Retype each entry exactly as written, and keep the pictures out of the copy.

**Records:**
+++
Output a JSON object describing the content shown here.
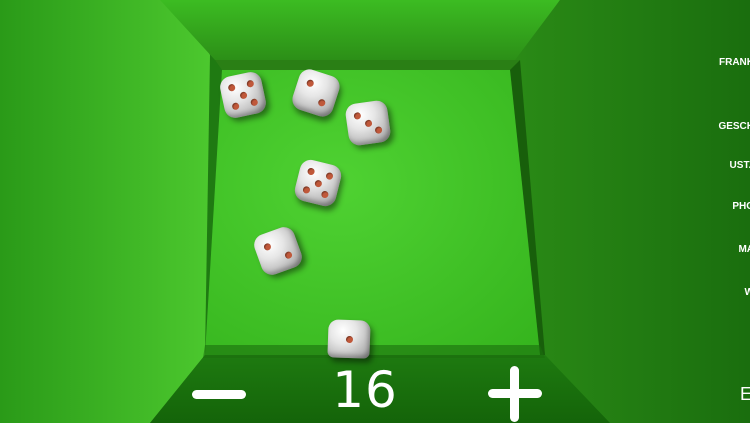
{
  "game": {
    "dice_count": "16",
    "minus_label": "minus-icon",
    "plus_label": "plus-icon"
  },
  "dice": [
    {
      "face": 5
    },
    {
      "face": 2
    },
    {
      "face": 3
    },
    {
      "face": 5
    },
    {
      "face": 2
    },
    {
      "face": 1
    }
  ],
  "info_panel": {
    "lines": [
      "FRANK",
      "GESCH",
      "UST.I",
      "PHO",
      "MA",
      "W",
      "E"
    ]
  },
  "colors": {
    "felt": "#43c628",
    "wall_dark": "#1d7d10",
    "wall_light": "#3fb024",
    "pip": "#c0583a",
    "text": "#ffffff"
  }
}
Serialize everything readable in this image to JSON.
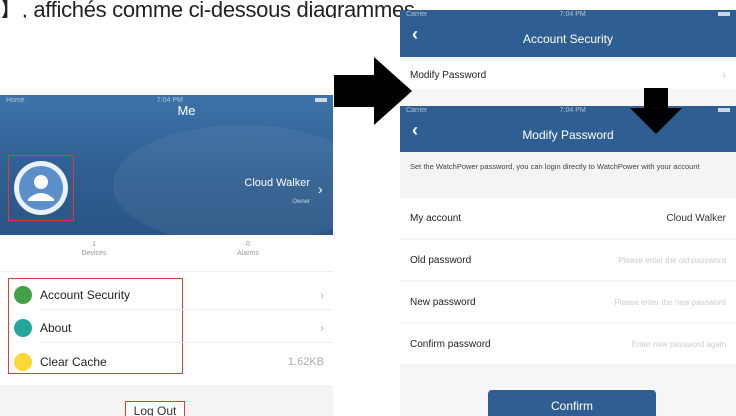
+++
**Reply:**
Output a JSON object describing the content shown here.
{
  "game": {
    "dice_count": "16",
    "minus_label": "minus-icon",
    "plus_label": "plus-icon"
  },
  "dice": [
    {
      "face": 5
    },
    {
      "face": 2
    },
    {
      "face": 3
    },
    {
      "face": 5
    },
    {
      "face": 2
    },
    {
      "face": 1
    }
  ],
  "info_panel": {
    "lines": [
      "FRANK",
      "GESCH",
      "UST.I",
      "PHO",
      "MA",
      "W",
      "E"
    ]
  },
  "colors": {
    "felt": "#43c628",
    "wall_dark": "#1d7d10",
    "wall_light": "#3fb024",
    "pip": "#c0583a",
    "text": "#ffffff"
  }
}
Serialize everything readable in this image to JSON.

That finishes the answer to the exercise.